What is track racing?
Track racing involves competitive athletic events held on a designated oval track. It includes various sprints, middle-distance, and long-distance races, as well as hurdles, relays, and sometimes field events.
Athletes compete in assigned lanes, aiming for the fastest time or farthest distance, with specific rules and regulations governing each event.
Track racing is a cornerstone of athletics and showcases athletes’ speed, agility, and endurance, making it a popular and integral component of both amateur and professional sports competitions worldwide.
What is Cross-Country Racing?
Cross-country racing is an off-road running competition conducted over natural terrain such as trails, grass, and varying landscapes.
Athletes navigate a marked course, often encountering hills, mud, and uneven surfaces. Distances can range from 5 kilometers to longer distances. Cross-country emphasizes endurance, stamina, and strategic pacing.
Runners must adapt to different terrains, making it a challenging and exhilarating form of competitive running. The sport is popular at both recreational and professional levels, requiring athletes to excel in diverse environmental conditions and showcasing their ability to handle the challenges posed by off-road courses.
Track Racing Vs. Cross-Country racing – Key differences
|Flat, marked oval track
|Off-road trails, grass, varying terrain

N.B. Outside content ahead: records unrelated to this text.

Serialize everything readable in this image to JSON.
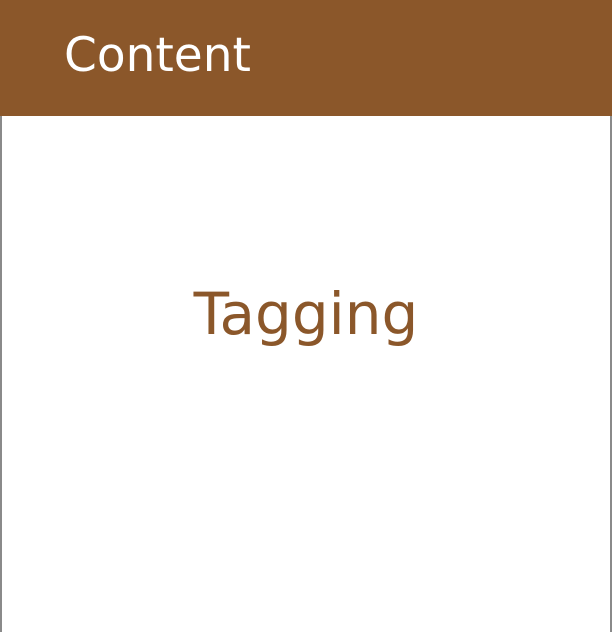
{
  "header": {
    "title": "Content"
  },
  "main": {
    "label": "Tagging"
  },
  "colors": {
    "header_background": "#8b572a",
    "header_text": "#ffffff",
    "label_text": "#8b572a",
    "border": "#8a8a8a"
  }
}
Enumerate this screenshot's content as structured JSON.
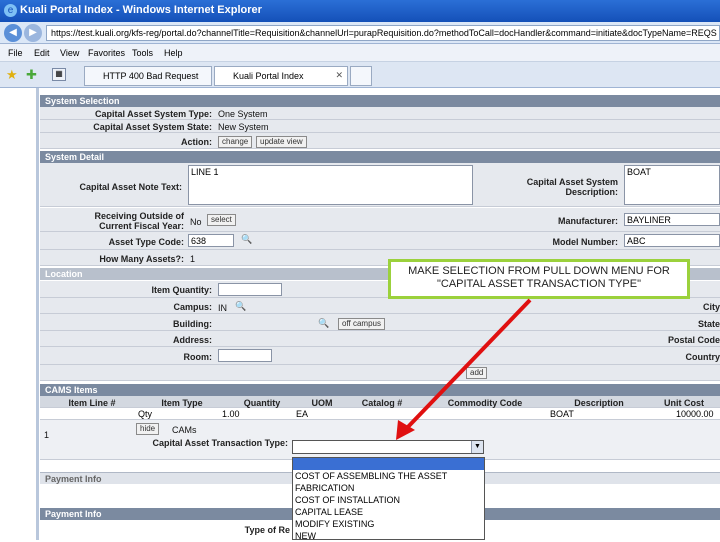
{
  "browser": {
    "title": "Kuali Portal Index - Windows Internet Explorer",
    "url": "https://test.kuali.org/kfs-reg/portal.do?channelTitle=Requisition&channelUrl=purapRequisition.do?methodToCall=docHandler&command=initiate&docTypeName=REQS",
    "menu": [
      "File",
      "Edit",
      "View",
      "Favorites",
      "Tools",
      "Help"
    ],
    "tabs": [
      "HTTP 400 Bad Request",
      "Kuali Portal Index"
    ]
  },
  "system_selection": {
    "header": "System Selection",
    "type_label": "Capital Asset System Type:",
    "type_value": "One System",
    "state_label": "Capital Asset System State:",
    "state_value": "New System",
    "action_label": "Action:",
    "change_btn": "change",
    "update_btn": "update view"
  },
  "system_detail": {
    "header": "System Detail",
    "note_label": "Capital Asset Note Text:",
    "note_value": "LINE 1",
    "desc_label": "Capital Asset System Description:",
    "desc_value": "BOAT",
    "fiscal_label": "Receiving Outside of Current Fiscal Year:",
    "fiscal_value": "No",
    "select_btn": "select",
    "manufacturer_label": "Manufacturer:",
    "manufacturer_value": "BAYLINER",
    "asset_type_label": "Asset Type Code:",
    "asset_type_value": "638",
    "model_label": "Model Number:",
    "model_value": "ABC",
    "how_many_label": "How Many Assets?:",
    "how_many_value": "1"
  },
  "location": {
    "header": "Location",
    "qty_label": "Item Quantity:",
    "campus_label": "Campus:",
    "campus_value": "IN",
    "building_label": "Building:",
    "offcampus_btn": "off campus",
    "address_label": "Address:",
    "room_label": "Room:",
    "city_label": "City",
    "state_label": "State",
    "postal_label": "Postal Code",
    "country_label": "Country",
    "add_btn": "add"
  },
  "cams": {
    "header": "CAMS Items",
    "columns": [
      "Item Line #",
      "Item Type",
      "Quantity",
      "UOM",
      "Catalog #",
      "Commodity Code",
      "Description",
      "Unit Cost"
    ],
    "row": {
      "item_type": "Qty",
      "quantity": "1.00",
      "uom": "EA",
      "description": "BOAT",
      "unit_cost": "10000.00",
      "line": "1"
    },
    "hide_btn": "hide",
    "cams_label": "CAMs",
    "transaction_label": "Capital Asset Transaction Type:",
    "transaction_value": ""
  },
  "dropdown_options": [
    "",
    "COST OF ASSEMBLING THE ASSET",
    "FABRICATION",
    "COST OF INSTALLATION",
    "CAPITAL LEASE",
    "MODIFY EXISTING",
    "NEW"
  ],
  "payment": {
    "header1": "Payment Info",
    "header2": "Payment Info",
    "type_label": "Type of Re"
  },
  "callout": {
    "text": "MAKE SELECTION FROM PULL DOWN MENU FOR \"CAPITAL ASSET TRANSACTION TYPE\""
  },
  "colors": {
    "callout_border": "#9bd13c",
    "arrow": "#e01010",
    "header": "#7b8aa0"
  }
}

|Smooth, synthetic or natural track surface
|Natural terrain, often uneven and varied
|Sprints, middle-distance, long-distance, hurdles, relays

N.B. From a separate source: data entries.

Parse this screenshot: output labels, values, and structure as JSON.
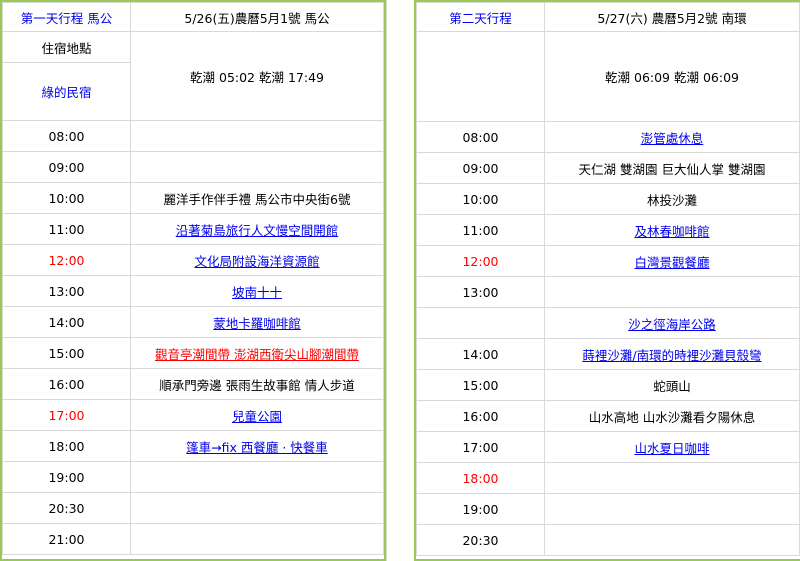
{
  "day1": {
    "title": "第一天行程 馬公",
    "date": "5/26(五)農曆5月1號  馬公",
    "lodging_label": "住宿地點",
    "lodging_name": "綠的民宿",
    "tide": "乾潮   05:02  乾潮   17:49",
    "rows": [
      {
        "time": "08:00",
        "time_red": false,
        "text": "",
        "style": "plain"
      },
      {
        "time": "09:00",
        "time_red": false,
        "text": "",
        "style": "plain"
      },
      {
        "time": "10:00",
        "time_red": false,
        "text": "麗洋手作伴手禮   馬公市中央街6號",
        "style": "plain"
      },
      {
        "time": "11:00",
        "time_red": false,
        "text": "沿著菊島旅行人文慢空間開館",
        "style": "link"
      },
      {
        "time": "12:00",
        "time_red": true,
        "text": "文化局附設海洋資源館",
        "style": "link"
      },
      {
        "time": "13:00",
        "time_red": false,
        "text": "坡南十十",
        "style": "link"
      },
      {
        "time": "14:00",
        "time_red": false,
        "text": "蒙地卡羅咖啡館",
        "style": "link"
      },
      {
        "time": "15:00",
        "time_red": false,
        "text": "觀音亭潮間帶    澎湖西衛尖山腳潮間帶",
        "style": "red"
      },
      {
        "time": "16:00",
        "time_red": false,
        "text": "順承門旁邊  張雨生故事館 情人步道",
        "style": "plain"
      },
      {
        "time": "17:00",
        "time_red": true,
        "text": "兒童公園",
        "style": "link"
      },
      {
        "time": "18:00",
        "time_red": false,
        "text": "篷車→fix 西餐廳 · 快餐車",
        "style": "link"
      },
      {
        "time": "19:00",
        "time_red": false,
        "text": "",
        "style": "plain"
      },
      {
        "time": "20:30",
        "time_red": false,
        "text": "",
        "style": "plain"
      },
      {
        "time": "21:00",
        "time_red": false,
        "text": "",
        "style": "plain"
      }
    ]
  },
  "day2": {
    "title": "第二天行程",
    "date": "5/27(六) 農曆5月2號  南環",
    "tide": "乾潮   06:09  乾潮   06:09",
    "rows": [
      {
        "time": "08:00",
        "time_red": false,
        "text": "澎管處休息",
        "style": "link"
      },
      {
        "time": "09:00",
        "time_red": false,
        "text": "天仁湖  雙湖園  巨大仙人掌  雙湖園",
        "style": "plain"
      },
      {
        "time": "10:00",
        "time_red": false,
        "text": "林投沙灘",
        "style": "plain"
      },
      {
        "time": "11:00",
        "time_red": false,
        "text": "及林春咖啡館",
        "style": "link"
      },
      {
        "time": "12:00",
        "time_red": true,
        "text": "白灣景觀餐廳",
        "style": "link"
      },
      {
        "time": "13:00",
        "time_red": false,
        "text": "",
        "style": "plain"
      },
      {
        "time": "",
        "time_red": false,
        "text": "沙之徑海岸公路",
        "style": "link"
      },
      {
        "time": "14:00",
        "time_red": false,
        "text": "蒔裡沙灘/南環的時裡沙灘貝殼彎",
        "style": "link"
      },
      {
        "time": "15:00",
        "time_red": false,
        "text": "蛇頭山",
        "style": "plain"
      },
      {
        "time": "16:00",
        "time_red": false,
        "text": "山水高地  山水沙灘看夕陽休息",
        "style": "plain"
      },
      {
        "time": "17:00",
        "time_red": false,
        "text": "山水夏日咖啡",
        "style": "link"
      },
      {
        "time": "18:00",
        "time_red": true,
        "text": "",
        "style": "plain"
      },
      {
        "time": "19:00",
        "time_red": false,
        "text": "",
        "style": "plain"
      },
      {
        "time": "20:30",
        "time_red": false,
        "text": "",
        "style": "plain"
      }
    ]
  },
  "colors": {
    "border_green": "#98c957",
    "grid": "#d9d9d9",
    "link_blue": "#0000ee",
    "red": "#ff0000"
  }
}
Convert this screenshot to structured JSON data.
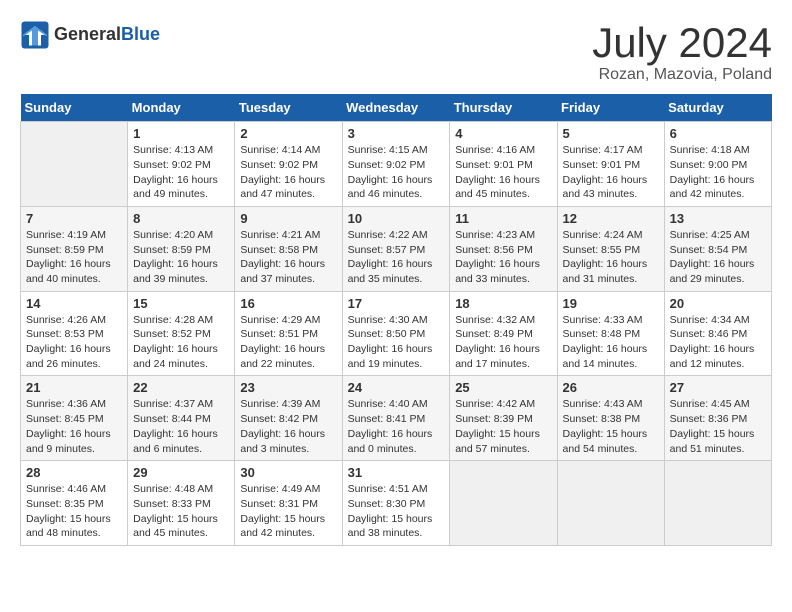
{
  "header": {
    "logo_general": "General",
    "logo_blue": "Blue",
    "month_title": "July 2024",
    "subtitle": "Rozan, Mazovia, Poland"
  },
  "weekdays": [
    "Sunday",
    "Monday",
    "Tuesday",
    "Wednesday",
    "Thursday",
    "Friday",
    "Saturday"
  ],
  "weeks": [
    [
      {
        "day": "",
        "info": ""
      },
      {
        "day": "1",
        "info": "Sunrise: 4:13 AM\nSunset: 9:02 PM\nDaylight: 16 hours\nand 49 minutes."
      },
      {
        "day": "2",
        "info": "Sunrise: 4:14 AM\nSunset: 9:02 PM\nDaylight: 16 hours\nand 47 minutes."
      },
      {
        "day": "3",
        "info": "Sunrise: 4:15 AM\nSunset: 9:02 PM\nDaylight: 16 hours\nand 46 minutes."
      },
      {
        "day": "4",
        "info": "Sunrise: 4:16 AM\nSunset: 9:01 PM\nDaylight: 16 hours\nand 45 minutes."
      },
      {
        "day": "5",
        "info": "Sunrise: 4:17 AM\nSunset: 9:01 PM\nDaylight: 16 hours\nand 43 minutes."
      },
      {
        "day": "6",
        "info": "Sunrise: 4:18 AM\nSunset: 9:00 PM\nDaylight: 16 hours\nand 42 minutes."
      }
    ],
    [
      {
        "day": "7",
        "info": "Sunrise: 4:19 AM\nSunset: 8:59 PM\nDaylight: 16 hours\nand 40 minutes."
      },
      {
        "day": "8",
        "info": "Sunrise: 4:20 AM\nSunset: 8:59 PM\nDaylight: 16 hours\nand 39 minutes."
      },
      {
        "day": "9",
        "info": "Sunrise: 4:21 AM\nSunset: 8:58 PM\nDaylight: 16 hours\nand 37 minutes."
      },
      {
        "day": "10",
        "info": "Sunrise: 4:22 AM\nSunset: 8:57 PM\nDaylight: 16 hours\nand 35 minutes."
      },
      {
        "day": "11",
        "info": "Sunrise: 4:23 AM\nSunset: 8:56 PM\nDaylight: 16 hours\nand 33 minutes."
      },
      {
        "day": "12",
        "info": "Sunrise: 4:24 AM\nSunset: 8:55 PM\nDaylight: 16 hours\nand 31 minutes."
      },
      {
        "day": "13",
        "info": "Sunrise: 4:25 AM\nSunset: 8:54 PM\nDaylight: 16 hours\nand 29 minutes."
      }
    ],
    [
      {
        "day": "14",
        "info": "Sunrise: 4:26 AM\nSunset: 8:53 PM\nDaylight: 16 hours\nand 26 minutes."
      },
      {
        "day": "15",
        "info": "Sunrise: 4:28 AM\nSunset: 8:52 PM\nDaylight: 16 hours\nand 24 minutes."
      },
      {
        "day": "16",
        "info": "Sunrise: 4:29 AM\nSunset: 8:51 PM\nDaylight: 16 hours\nand 22 minutes."
      },
      {
        "day": "17",
        "info": "Sunrise: 4:30 AM\nSunset: 8:50 PM\nDaylight: 16 hours\nand 19 minutes."
      },
      {
        "day": "18",
        "info": "Sunrise: 4:32 AM\nSunset: 8:49 PM\nDaylight: 16 hours\nand 17 minutes."
      },
      {
        "day": "19",
        "info": "Sunrise: 4:33 AM\nSunset: 8:48 PM\nDaylight: 16 hours\nand 14 minutes."
      },
      {
        "day": "20",
        "info": "Sunrise: 4:34 AM\nSunset: 8:46 PM\nDaylight: 16 hours\nand 12 minutes."
      }
    ],
    [
      {
        "day": "21",
        "info": "Sunrise: 4:36 AM\nSunset: 8:45 PM\nDaylight: 16 hours\nand 9 minutes."
      },
      {
        "day": "22",
        "info": "Sunrise: 4:37 AM\nSunset: 8:44 PM\nDaylight: 16 hours\nand 6 minutes."
      },
      {
        "day": "23",
        "info": "Sunrise: 4:39 AM\nSunset: 8:42 PM\nDaylight: 16 hours\nand 3 minutes."
      },
      {
        "day": "24",
        "info": "Sunrise: 4:40 AM\nSunset: 8:41 PM\nDaylight: 16 hours\nand 0 minutes."
      },
      {
        "day": "25",
        "info": "Sunrise: 4:42 AM\nSunset: 8:39 PM\nDaylight: 15 hours\nand 57 minutes."
      },
      {
        "day": "26",
        "info": "Sunrise: 4:43 AM\nSunset: 8:38 PM\nDaylight: 15 hours\nand 54 minutes."
      },
      {
        "day": "27",
        "info": "Sunrise: 4:45 AM\nSunset: 8:36 PM\nDaylight: 15 hours\nand 51 minutes."
      }
    ],
    [
      {
        "day": "28",
        "info": "Sunrise: 4:46 AM\nSunset: 8:35 PM\nDaylight: 15 hours\nand 48 minutes."
      },
      {
        "day": "29",
        "info": "Sunrise: 4:48 AM\nSunset: 8:33 PM\nDaylight: 15 hours\nand 45 minutes."
      },
      {
        "day": "30",
        "info": "Sunrise: 4:49 AM\nSunset: 8:31 PM\nDaylight: 15 hours\nand 42 minutes."
      },
      {
        "day": "31",
        "info": "Sunrise: 4:51 AM\nSunset: 8:30 PM\nDaylight: 15 hours\nand 38 minutes."
      },
      {
        "day": "",
        "info": ""
      },
      {
        "day": "",
        "info": ""
      },
      {
        "day": "",
        "info": ""
      }
    ]
  ]
}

|Primarily long-distance races
|Short sprints to longer distances on the track
|Typically longer distances (5K and above)
|Speed and explosive bursts

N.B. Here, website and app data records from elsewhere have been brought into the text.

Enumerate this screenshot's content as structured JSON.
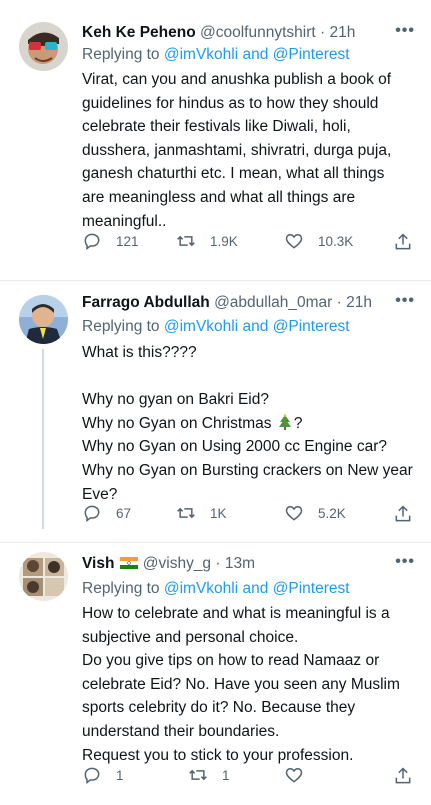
{
  "tweets": [
    {
      "display_name": "Keh Ke Peheno",
      "handle_time": "@coolfunnytshirt · 21h",
      "reply_prefix": "Replying to",
      "reply_targets": "@imVkohli and @Pinterest",
      "lines": [
        "Virat, can you and anushka publish a book of",
        "guidelines for hindus as to how they should",
        "celebrate their festivals like Diwali, holi,",
        "dusshera, janmashtami, shivratri, durga puja,",
        "ganesh chaturthi etc. I mean, what all things",
        "are meaningless and what all things are",
        "meaningful.."
      ],
      "replies": "121",
      "retweets": "1.9K",
      "likes": "10.3K"
    },
    {
      "display_name": "Farrago Abdullah",
      "handle_time": "@abdullah_0mar · 21h",
      "reply_prefix": "Replying to",
      "reply_targets": "@imVkohli and @Pinterest",
      "line1": "What is this????",
      "line2": "Why no gyan on Bakri Eid?",
      "line3a": "Why no Gyan on Christmas",
      "line3b": "?",
      "line4": "Why no Gyan on Using 2000 cc Engine car?",
      "line5": "Why no Gyan on Bursting crackers on New year",
      "line6": "Eve?",
      "replies": "67",
      "retweets": "1K",
      "likes": "5.2K"
    },
    {
      "display_name": "Vish",
      "handle_time": "@vishy_g · 13m",
      "reply_prefix": "Replying to",
      "reply_targets": "@imVkohli and @Pinterest",
      "lines": [
        "How to celebrate and what is meaningful is a",
        "subjective and personal choice.",
        "Do you give tips on how to read Namaaz or",
        "celebrate Eid? No. Have you seen any Muslim",
        "sports celebrity do it? No. Because they",
        "understand their boundaries.",
        "Request you to stick to your profession."
      ],
      "replies": "1",
      "retweets": "1",
      "likes": ""
    }
  ],
  "more_label": "•••",
  "icons": [
    "more-icon",
    "reply-icon",
    "retweet-icon",
    "like-icon",
    "share-icon",
    "christmas-tree-emoji",
    "india-flag-emoji"
  ],
  "colors": {
    "link": "#1d9bf0",
    "muted": "#536471",
    "text": "#0f1419",
    "divider": "#e6ecf0"
  }
}
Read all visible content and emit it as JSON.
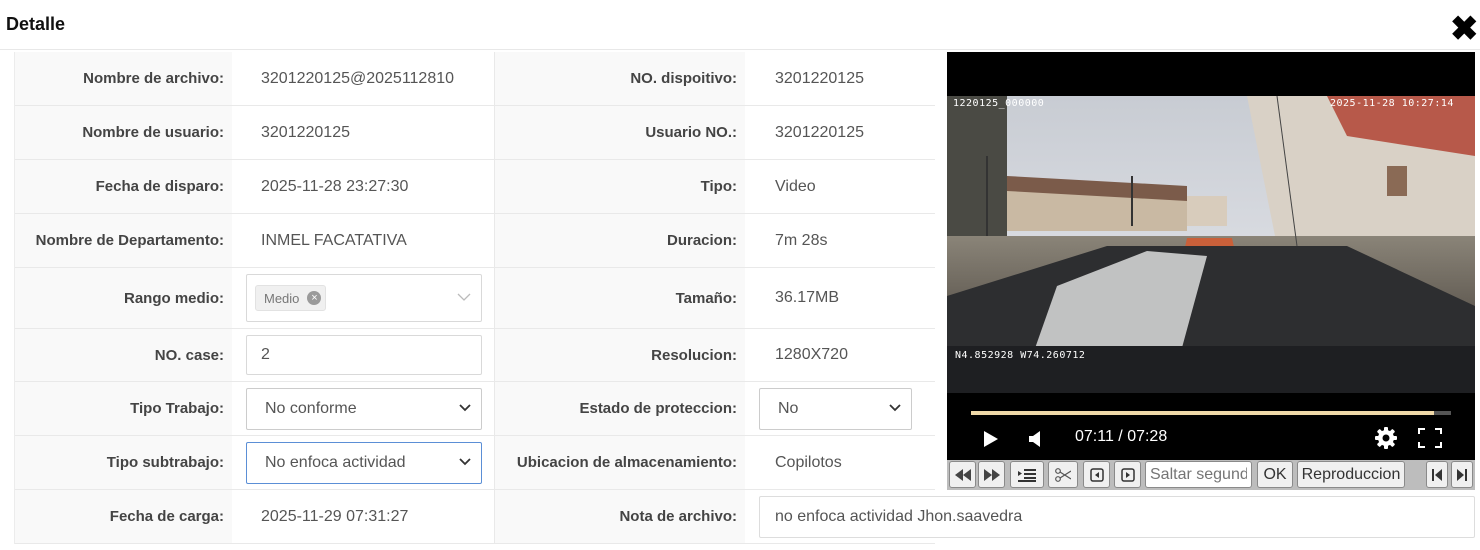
{
  "header": {
    "title": "Detalle",
    "close_glyph": "✖"
  },
  "form": {
    "file_name": {
      "label": "Nombre de archivo:",
      "value": "3201220125@2025112810"
    },
    "device_no": {
      "label": "NO. dispoitivo:",
      "value": "3201220125"
    },
    "user_name": {
      "label": "Nombre de usuario:",
      "value": "3201220125"
    },
    "user_no": {
      "label": "Usuario NO.:",
      "value": "3201220125"
    },
    "shot_date": {
      "label": "Fecha de disparo:",
      "value": "2025-11-28 23:27:30"
    },
    "type": {
      "label": "Tipo:",
      "value": "Video"
    },
    "department": {
      "label": "Nombre de Departamento:",
      "value": "INMEL FACATATIVA"
    },
    "duration": {
      "label": "Duracion:",
      "value": "7m 28s"
    },
    "range": {
      "label": "Rango medio:",
      "tag": "Medio"
    },
    "size": {
      "label": "Tamaño:",
      "value": "36.17MB"
    },
    "case_no": {
      "label": "NO. case:",
      "value": "2"
    },
    "resolution": {
      "label": "Resolucion:",
      "value": "1280X720"
    },
    "work_type": {
      "label": "Tipo Trabajo:",
      "selected": "No conforme"
    },
    "protection": {
      "label": "Estado de proteccion:",
      "selected": "No"
    },
    "work_subtype": {
      "label": "Tipo subtrabajo:",
      "selected": "No enfoca actividad"
    },
    "storage": {
      "label": "Ubicacion de almacenamiento:",
      "value": "Copilotos"
    },
    "upload_date": {
      "label": "Fecha de carga:",
      "value": "2025-11-29 07:31:27"
    },
    "file_note": {
      "label": "Nota de archivo:",
      "value": "no enfoca actividad Jhon.saavedra"
    }
  },
  "video": {
    "osd_id": "1220125_000000",
    "osd_datetime": "2025-11-28 10:27:14",
    "osd_gps": "N4.852928 W74.260712",
    "time": "07:11 / 07:28",
    "progress": 0.965
  },
  "toolbar": {
    "seek_placeholder": "Saltar segundo",
    "ok": "OK",
    "playback": "Reproduccion"
  }
}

|Endurance, stamina, and strategic pacing
|Minimal external factors
|Adapting to varied terrains and conditions
|May include field events like jumps and throws
|Primarily focused on running events
|Athletes run in assigned lanes on the track
|No assigned lanes; free movement on course
|Team scores based on individual performances
|Team scores often based on collective team placement
|Precision in running lanes, relay exchanges
|Navigating diverse and challenging terrains
|Range from short sprints to longer distance races
|Primarily longer distances (e.g., 5K, 10K)
|Often held on tracks within athletic stadiums
|Takes place in various outdoor settings
|Focus on quick starts, pacing, and finish-line tactics
|Strategic pacing, adapting to course challenges
|Track spikes for speed and traction
|Cross-country spikes for varied terrains
Track Racing Vs. Cross-Country racing – Mental Aspects and Strategies for Success
Mental Toughness: Requires the ability to handle pressure in quick bursts, execute precise tactics, and stay focused on short, intense efforts.
Strategic Pacing: Involves specific strategies tailored to the track, like planning for negative splits and timing sprint finishes accurately.
Environmental Factors: Relatively controlled environment with fewer external factors, allowing for a more predictable mental preparation.
Team Dynamics: While primarily an individual sport, team tactics come into play in events like relays, emphasizing coordination and communication.
Mental Toughness: Demands sustained mental toughness, as athletes navigate challenging terrains and endure longer distances, requiring resilience and focus over extended periods.
Strategic Pacing: Requires strategic pacing due to varied terrains, hills, and unpredictable conditions, necessitating adaptability and careful energy management.
Environmental Factors: Involves adapting to diverse environmental challenges, including mud, hills, and changing weather conditions, testing mental adaptability.
Team Dynamics: Team strategies become crucial, and collective efforts impact team scores, fostering a sense of camaraderie and shared achievement.
Image 2 By – ChunkySoup, CC BY-SA 3.0, via Wikimedia Commons